You see the words tossed around all the time, and I supposed everyone has their own idea of what it means. But what is this "healthy living" thing we all think we are reaching for?
I personally have battled a lot with this over the years. I firmly believed that healthy living was being as skinny as possible...regardless of the measures taken to get there and how unhealthy they might actually be. Fat was evil and the most unhealthy thing. Anything to avoid being fat must be good right?
It was actually running that saved me from myself the first time, and yoga that saved me again. At some point I came to the realization that part of health must actually be the ability of your body to do the things you were asking it to. When I went to run and couldn't do what I wanted because my body was so devoid of any nutrition, I realized things needed to change. I gained weight but I became so much more capable. I grew happier too. I suppose the thing we most frequently forget about a healthy lifestyle is that it needs to encompass so much more than just physical fitness. It is getting enough sleep, it is properly nourishing yourself, it is being able to do what makes you happy. Unless your weight is the source of your unhappiness, your weight does not matter if you are miserable. Finding the things that make you happy and actively making time for your mental well-being is so incredibly important. Sure it feels good to know you look good, but there are so many more facets. Being skinny isn't so good when you can't remember what it feels like to really smile.

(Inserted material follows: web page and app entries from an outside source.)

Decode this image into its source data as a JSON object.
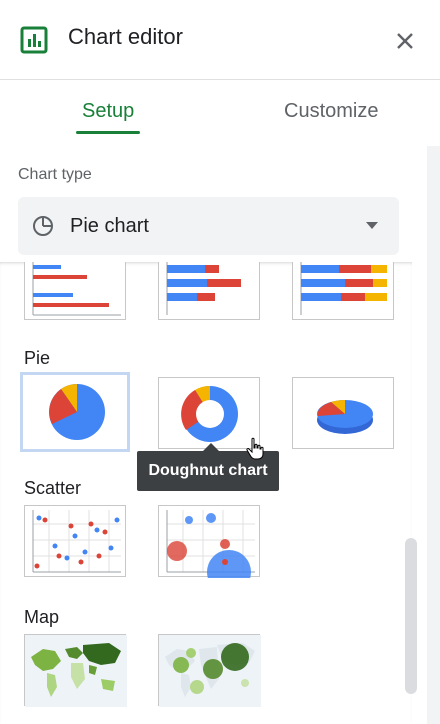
{
  "header": {
    "title": "Chart editor",
    "icon": "chart-icon",
    "close_icon": "close-icon"
  },
  "tabs": [
    {
      "label": "Setup",
      "active": true
    },
    {
      "label": "Customize",
      "active": false
    }
  ],
  "chart_type": {
    "label": "Chart type",
    "selected": "Pie chart",
    "icon": "pie-chart-icon"
  },
  "groups": [
    {
      "label": "Pie",
      "items": [
        "pie-chart",
        "doughnut-chart",
        "3d-pie-chart"
      ]
    },
    {
      "label": "Scatter",
      "items": [
        "scatter-chart",
        "bubble-chart"
      ]
    },
    {
      "label": "Map",
      "items": [
        "geo-chart",
        "geo-chart-markers"
      ]
    }
  ],
  "tooltip": {
    "text": "Doughnut chart"
  },
  "colors": {
    "accent": "#188038",
    "blue": "#4285f4",
    "red": "#db4437",
    "orange": "#f4b400"
  }
}
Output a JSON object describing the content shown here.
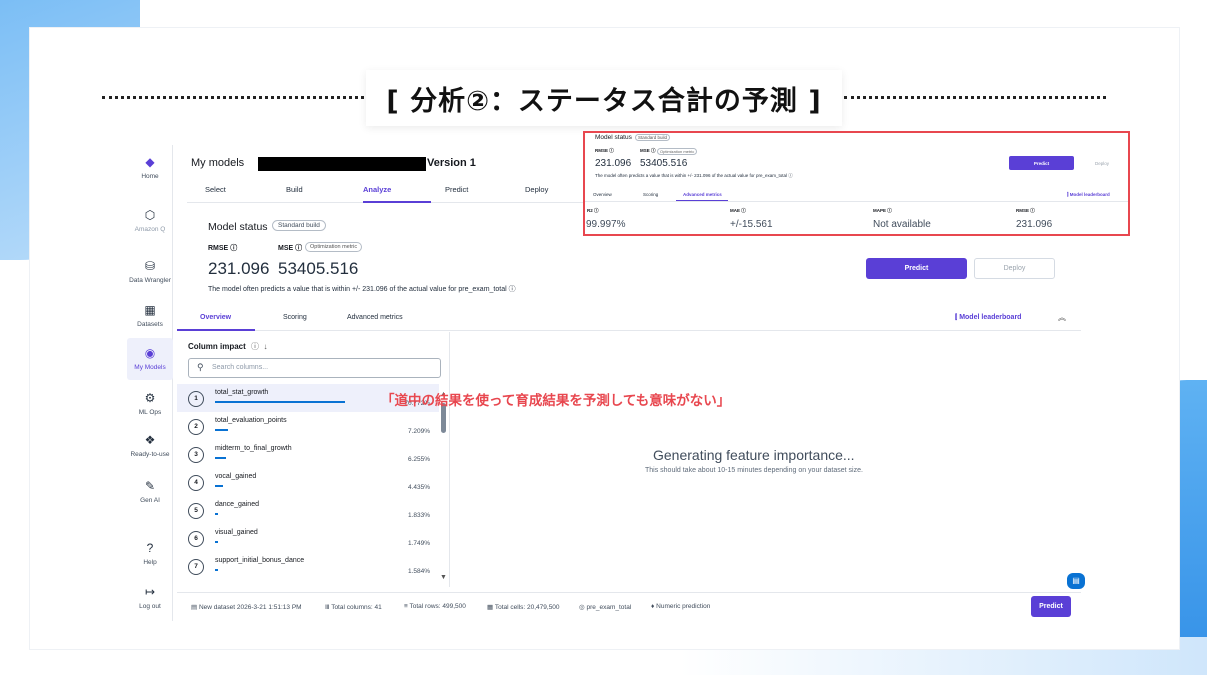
{
  "slide_title": "[ 分析②：ステータス合計の予測 ]",
  "sidebar": {
    "items": [
      {
        "label": "Home",
        "icon": "home-icon"
      },
      {
        "label": "Amazon Q",
        "icon": "amazon-q-icon"
      },
      {
        "label": "Data Wrangler",
        "icon": "data-wrangler-icon"
      },
      {
        "label": "Datasets",
        "icon": "datasets-icon"
      },
      {
        "label": "My Models",
        "icon": "my-models-icon"
      },
      {
        "label": "ML Ops",
        "icon": "ml-ops-icon"
      },
      {
        "label": "Ready-to-use",
        "icon": "ready-to-use-icon"
      },
      {
        "label": "Gen AI",
        "icon": "gen-ai-icon"
      },
      {
        "label": "Help",
        "icon": "help-icon"
      },
      {
        "label": "Log out",
        "icon": "logout-icon"
      }
    ],
    "active": "My Models"
  },
  "header": {
    "title_prefix": "My models",
    "version": "Version 1",
    "tabs": [
      "Select",
      "Build",
      "Analyze",
      "Predict",
      "Deploy"
    ],
    "active_tab": "Analyze"
  },
  "model_status": {
    "label": "Model status",
    "build_badge": "Standard build",
    "rmse_label": "RMSE",
    "mse_label": "MSE",
    "optimization_badge": "Optimization metric",
    "rmse_value": "231.096",
    "mse_value": "53405.516",
    "description": "The model often predicts a value that is within +/- 231.096 of the actual value for pre_exam_total",
    "predict_button": "Predict",
    "deploy_button": "Deploy"
  },
  "sub_tabs": {
    "items": [
      "Overview",
      "Scoring",
      "Advanced metrics"
    ],
    "active": "Overview",
    "leaderboard": "Model leaderboard"
  },
  "column_impact": {
    "title": "Column impact",
    "search_placeholder": "Search columns...",
    "rows": [
      {
        "rank": "1",
        "name": "total_stat_growth",
        "pct": "70.772%",
        "value": 70.772
      },
      {
        "rank": "2",
        "name": "total_evaluation_points",
        "pct": "7.209%",
        "value": 7.209
      },
      {
        "rank": "3",
        "name": "midterm_to_final_growth",
        "pct": "6.255%",
        "value": 6.255
      },
      {
        "rank": "4",
        "name": "vocal_gained",
        "pct": "4.435%",
        "value": 4.435
      },
      {
        "rank": "5",
        "name": "dance_gained",
        "pct": "1.833%",
        "value": 1.833
      },
      {
        "rank": "6",
        "name": "visual_gained",
        "pct": "1.749%",
        "value": 1.749
      },
      {
        "rank": "7",
        "name": "support_initial_bonus_dance",
        "pct": "1.584%",
        "value": 1.584
      }
    ]
  },
  "feature_importance": {
    "title": "Generating feature importance...",
    "subtitle": "This should take about 10-15 minutes depending on your dataset size."
  },
  "annotation": "「道中の結果を使って育成結果を予測しても意味がない」",
  "footer": {
    "dataset": "New dataset 2026-3-21 1:51:13 PM",
    "columns": "Total columns: 41",
    "rows": "Total rows: 499,500",
    "cells": "Total cells: 20,479,500",
    "target": "pre_exam_total",
    "problem": "Numeric prediction",
    "predict_button": "Predict"
  },
  "inset": {
    "model_status": "Model status",
    "build_badge": "Standard build",
    "rmse_label": "RMSE",
    "mse_label": "MSE",
    "optimization_badge": "Optimization metric",
    "rmse_value": "231.096",
    "mse_value": "53405.516",
    "description": "The model often predicts a value that is within +/- 231.096 of the actual value for pre_exam_total",
    "predict_button": "Predict",
    "deploy_button": "Deploy",
    "tabs": [
      "Overview",
      "Scoring",
      "Advanced metrics"
    ],
    "leaderboard": "Model leaderboard",
    "metrics": [
      {
        "label": "R2",
        "value": "99.997%"
      },
      {
        "label": "MAE",
        "value": "+/-15.561"
      },
      {
        "label": "MAPE",
        "value": "Not available"
      },
      {
        "label": "RMSE",
        "value": "231.096"
      }
    ]
  },
  "colors": {
    "accent": "#5a3fd6",
    "highlight_red": "#e8474f",
    "bar_blue": "#0972d3"
  }
}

I love yoga and running, but you don't have to be able to run a marathon then hold bakasana for half an hour to be healthy. In fact, if you can do these things but it brings you no joy, you might be worse off.
Some people eat all organic food, I settle for eating as few processed foods as I can.
Some days I want to run until I can't anymore and just lat on the ground sweating and smiling when I am done. Sometimes I would rather practice handstands than go to sleep. Sometimes I would rather stay in bed snuggling with my dog in the morning. None of these thing are wrong.
It is so easy to fall into the trap of comparing yourself to everyone around you (physically and virtually). It is easy to belittle what you do when you see that others are doing better/more. It is so easy to believe that you will be healthier when you can do what they do. When we do this we so often do it at the cost of our happiness.
While each person may have their own, unique definition of healthy living, perhaps it is nothing more or less than waking up feeling content and well then going to bed feeling the same way.
Sorry for the rant, it's just been on my mind